Psalm 139 (138) is one of the great treasures of the Psalter, exploring as it does the mystery of who we are and of our relationship to God. Here is expressed our conviction that God knows all about us, and has done so from the moment of our conception. But there is nothing to suggest that God is controlling or manipulating us. We are free agents, always responsible for our actions.
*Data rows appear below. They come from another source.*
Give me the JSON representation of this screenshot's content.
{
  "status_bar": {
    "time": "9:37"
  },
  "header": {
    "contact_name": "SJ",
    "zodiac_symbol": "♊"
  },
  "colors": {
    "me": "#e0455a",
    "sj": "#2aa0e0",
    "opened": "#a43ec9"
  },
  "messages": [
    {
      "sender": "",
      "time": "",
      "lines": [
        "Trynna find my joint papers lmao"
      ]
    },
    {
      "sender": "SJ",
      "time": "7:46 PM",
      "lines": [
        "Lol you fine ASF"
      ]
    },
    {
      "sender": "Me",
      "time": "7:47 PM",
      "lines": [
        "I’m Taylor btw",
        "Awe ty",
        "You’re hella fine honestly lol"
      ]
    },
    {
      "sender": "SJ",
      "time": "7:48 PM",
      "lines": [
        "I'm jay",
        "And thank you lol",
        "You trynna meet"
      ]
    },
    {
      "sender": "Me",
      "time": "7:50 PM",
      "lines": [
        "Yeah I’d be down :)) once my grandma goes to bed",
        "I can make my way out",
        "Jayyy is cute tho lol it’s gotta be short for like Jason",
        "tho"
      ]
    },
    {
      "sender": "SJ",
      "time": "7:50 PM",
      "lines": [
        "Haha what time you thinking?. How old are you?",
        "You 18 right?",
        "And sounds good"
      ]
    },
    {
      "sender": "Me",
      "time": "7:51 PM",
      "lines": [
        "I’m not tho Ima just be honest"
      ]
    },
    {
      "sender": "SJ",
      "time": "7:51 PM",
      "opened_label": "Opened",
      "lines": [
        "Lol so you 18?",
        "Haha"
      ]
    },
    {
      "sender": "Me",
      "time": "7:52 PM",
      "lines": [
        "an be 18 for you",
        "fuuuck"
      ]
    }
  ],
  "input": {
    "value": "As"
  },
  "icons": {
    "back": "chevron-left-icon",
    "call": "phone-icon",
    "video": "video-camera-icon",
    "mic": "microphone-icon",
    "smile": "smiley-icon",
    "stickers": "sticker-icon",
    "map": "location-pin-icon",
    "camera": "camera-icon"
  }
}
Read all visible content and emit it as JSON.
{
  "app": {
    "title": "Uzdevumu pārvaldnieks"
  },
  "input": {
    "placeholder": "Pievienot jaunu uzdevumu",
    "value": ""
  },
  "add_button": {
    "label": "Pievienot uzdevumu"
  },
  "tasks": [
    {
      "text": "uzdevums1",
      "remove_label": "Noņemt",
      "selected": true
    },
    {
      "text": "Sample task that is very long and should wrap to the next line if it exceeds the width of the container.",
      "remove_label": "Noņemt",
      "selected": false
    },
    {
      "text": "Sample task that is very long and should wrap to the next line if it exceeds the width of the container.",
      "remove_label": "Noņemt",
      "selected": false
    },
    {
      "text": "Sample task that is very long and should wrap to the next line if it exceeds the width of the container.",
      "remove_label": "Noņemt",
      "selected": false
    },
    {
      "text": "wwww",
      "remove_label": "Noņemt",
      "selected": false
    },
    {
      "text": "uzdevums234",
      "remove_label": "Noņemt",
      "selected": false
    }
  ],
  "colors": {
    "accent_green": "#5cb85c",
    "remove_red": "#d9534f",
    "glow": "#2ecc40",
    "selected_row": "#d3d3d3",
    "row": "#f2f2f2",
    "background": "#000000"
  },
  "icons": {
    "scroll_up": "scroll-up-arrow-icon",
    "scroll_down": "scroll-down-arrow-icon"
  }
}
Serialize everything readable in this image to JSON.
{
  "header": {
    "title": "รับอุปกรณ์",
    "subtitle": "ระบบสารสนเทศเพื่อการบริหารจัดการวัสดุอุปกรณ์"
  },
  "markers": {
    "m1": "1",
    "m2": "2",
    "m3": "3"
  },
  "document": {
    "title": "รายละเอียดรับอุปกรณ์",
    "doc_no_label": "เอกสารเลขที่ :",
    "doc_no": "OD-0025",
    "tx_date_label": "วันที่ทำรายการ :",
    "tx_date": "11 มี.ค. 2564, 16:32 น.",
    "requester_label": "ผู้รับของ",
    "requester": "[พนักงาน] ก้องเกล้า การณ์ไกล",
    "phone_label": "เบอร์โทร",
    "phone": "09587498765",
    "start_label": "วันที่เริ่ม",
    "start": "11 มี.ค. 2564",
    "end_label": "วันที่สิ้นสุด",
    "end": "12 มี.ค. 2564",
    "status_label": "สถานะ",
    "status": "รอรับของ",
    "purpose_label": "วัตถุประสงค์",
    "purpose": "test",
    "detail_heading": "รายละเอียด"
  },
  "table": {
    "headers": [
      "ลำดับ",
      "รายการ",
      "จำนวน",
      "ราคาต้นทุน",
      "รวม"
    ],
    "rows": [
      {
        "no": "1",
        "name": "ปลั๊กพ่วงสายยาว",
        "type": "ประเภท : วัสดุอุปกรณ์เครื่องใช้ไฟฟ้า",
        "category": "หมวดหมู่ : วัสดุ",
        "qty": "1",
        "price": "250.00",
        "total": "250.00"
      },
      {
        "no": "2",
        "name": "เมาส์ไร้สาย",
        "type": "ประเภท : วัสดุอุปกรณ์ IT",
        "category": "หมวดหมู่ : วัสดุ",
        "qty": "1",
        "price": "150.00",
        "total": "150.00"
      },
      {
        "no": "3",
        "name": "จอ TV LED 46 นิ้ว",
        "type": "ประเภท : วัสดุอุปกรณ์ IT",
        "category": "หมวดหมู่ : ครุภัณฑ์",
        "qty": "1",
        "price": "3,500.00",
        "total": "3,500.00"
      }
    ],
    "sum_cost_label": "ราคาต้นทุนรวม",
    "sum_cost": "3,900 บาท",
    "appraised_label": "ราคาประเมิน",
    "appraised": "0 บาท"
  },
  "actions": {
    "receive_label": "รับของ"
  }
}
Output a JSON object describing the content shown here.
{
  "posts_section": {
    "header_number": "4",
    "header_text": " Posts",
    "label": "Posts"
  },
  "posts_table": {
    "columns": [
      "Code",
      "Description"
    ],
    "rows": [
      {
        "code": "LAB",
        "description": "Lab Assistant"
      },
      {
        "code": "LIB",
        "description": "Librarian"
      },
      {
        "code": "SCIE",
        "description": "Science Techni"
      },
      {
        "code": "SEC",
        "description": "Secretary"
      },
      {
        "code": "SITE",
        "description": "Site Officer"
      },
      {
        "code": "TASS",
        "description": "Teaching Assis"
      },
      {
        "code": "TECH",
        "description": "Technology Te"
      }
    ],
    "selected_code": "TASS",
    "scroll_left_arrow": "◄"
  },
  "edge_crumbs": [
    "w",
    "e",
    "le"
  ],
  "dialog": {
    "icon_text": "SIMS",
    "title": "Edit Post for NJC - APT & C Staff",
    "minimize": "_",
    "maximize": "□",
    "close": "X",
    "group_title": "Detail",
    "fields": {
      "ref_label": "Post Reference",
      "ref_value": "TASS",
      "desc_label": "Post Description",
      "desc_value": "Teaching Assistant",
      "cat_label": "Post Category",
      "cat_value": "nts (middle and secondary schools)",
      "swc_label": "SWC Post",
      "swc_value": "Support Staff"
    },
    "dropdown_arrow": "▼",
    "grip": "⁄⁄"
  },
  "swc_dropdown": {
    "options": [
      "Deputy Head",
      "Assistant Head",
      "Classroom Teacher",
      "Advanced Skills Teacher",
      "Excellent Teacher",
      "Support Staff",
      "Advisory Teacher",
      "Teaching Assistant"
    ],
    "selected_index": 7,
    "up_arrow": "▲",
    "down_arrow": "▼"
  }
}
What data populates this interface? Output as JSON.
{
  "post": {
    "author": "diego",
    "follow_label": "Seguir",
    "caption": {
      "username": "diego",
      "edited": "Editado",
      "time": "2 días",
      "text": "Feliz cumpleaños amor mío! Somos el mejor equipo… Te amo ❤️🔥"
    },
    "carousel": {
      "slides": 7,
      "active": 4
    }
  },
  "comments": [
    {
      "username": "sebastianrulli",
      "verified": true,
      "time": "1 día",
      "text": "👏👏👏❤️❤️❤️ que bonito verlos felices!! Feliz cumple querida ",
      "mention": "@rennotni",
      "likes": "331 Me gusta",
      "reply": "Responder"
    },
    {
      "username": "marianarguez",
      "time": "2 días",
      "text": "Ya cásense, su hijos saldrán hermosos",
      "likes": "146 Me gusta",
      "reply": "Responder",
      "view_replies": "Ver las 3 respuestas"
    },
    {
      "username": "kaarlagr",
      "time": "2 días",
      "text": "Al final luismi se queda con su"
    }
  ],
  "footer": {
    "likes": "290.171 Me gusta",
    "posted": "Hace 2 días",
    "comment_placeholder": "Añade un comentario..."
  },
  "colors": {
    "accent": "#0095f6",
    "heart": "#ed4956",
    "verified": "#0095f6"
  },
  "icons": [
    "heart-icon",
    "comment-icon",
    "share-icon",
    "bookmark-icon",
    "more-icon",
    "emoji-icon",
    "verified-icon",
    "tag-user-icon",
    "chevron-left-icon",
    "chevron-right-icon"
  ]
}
The making of metrical hymns from the prose psalms of our translations of the Bible was the beginning of English hymnody, and it continues. Something of the fullness and subtlety of the psalm is always lost, and excellent though this version is it drives us back to the original. Understandably it leaves out entirely the prayer in verses 19–22 that God will slay the wicked, and the declaration that the psalmist stands alongside God in his hatred of them. This is part of the Hebrew way of thinking, but it is genuinely difficult for the Christian.
from notes by Alan Luff © 2004